4. Grief Counseling: Professional counselors can pursue an additional certification as a grief counselor. In this field, counselors work to help clients cope with profound loss from death of a loved one, divorce, debilitating injury, or other significant bereavements through community support groups, individual, and psychoeducational sessions.
5. Mental Health Counselor: Perhaps a well known occupation in counseling, mental health counselors combine psychotherapeutic approaches with problem-solving techniques to address clients who present a variety of mental, emotional and behavioral concerns.
6. Military Counseling: Whether active duty or civilian-contracted, military counselors are specifically trained to provide therapeutic approaches to address the mental health concerns, adjustment issues, substance abuse, marital, career, and crisis intervention concerns that arise in the military lifestyle.
7. Pastoral Counselor: Combining theological training and counseling, pastoral counselors are licensed mental health professionals that offer their clients a unique approach to therapeutic support with spiritual guidance.
8. Rehabilitation Counseling: Sometimes mistaken for substance abuse counselors, rehabilitation counseling involves the work with clients who have physical, emotional, developmental, or mental disabilities to lead a fulfilling life by addressing environmental barriers, arranging for evaluations, and collaborating with other social services to ensure a holistic approach to treatment for their clients.
9. School Counselor: Often referred to as guidance, school counselors provides much more to K-12 students. Supporting the academic, personal/social, and career development of every student, certified school counselors advocate for their students through collaboration and leadership.
10. Substance Abuse/Addiction Counselor: Counselors addressing substance abuse or addiction concerns evaluate each client’s mental and physical state in order to address treatment in the development of skills and replacement behaviors that are necessary to recover from addiction or their maladaptive behaviors.

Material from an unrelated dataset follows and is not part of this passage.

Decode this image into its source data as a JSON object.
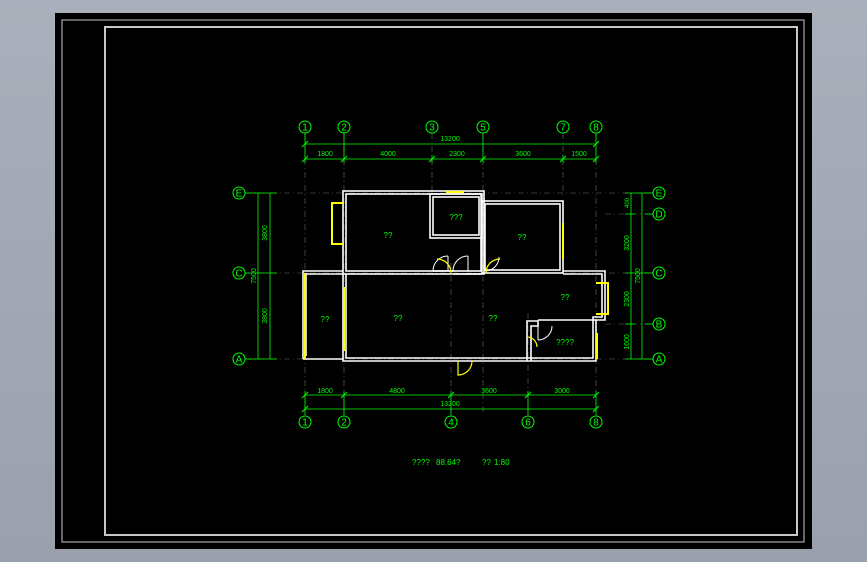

|As the editor for OnlineCounselingPrograms.com, Syrenna Kononovitch creates and designs supportive content surrounding counseling education and careers to promote mental health and client advocacy. Syrenna is also a New Jersey certified school counselor and co-creator of the School Counselor ToolKit. You can follow OnlineCounselingPrograms.com and Syrenna on Twitter → @CounselingEd.|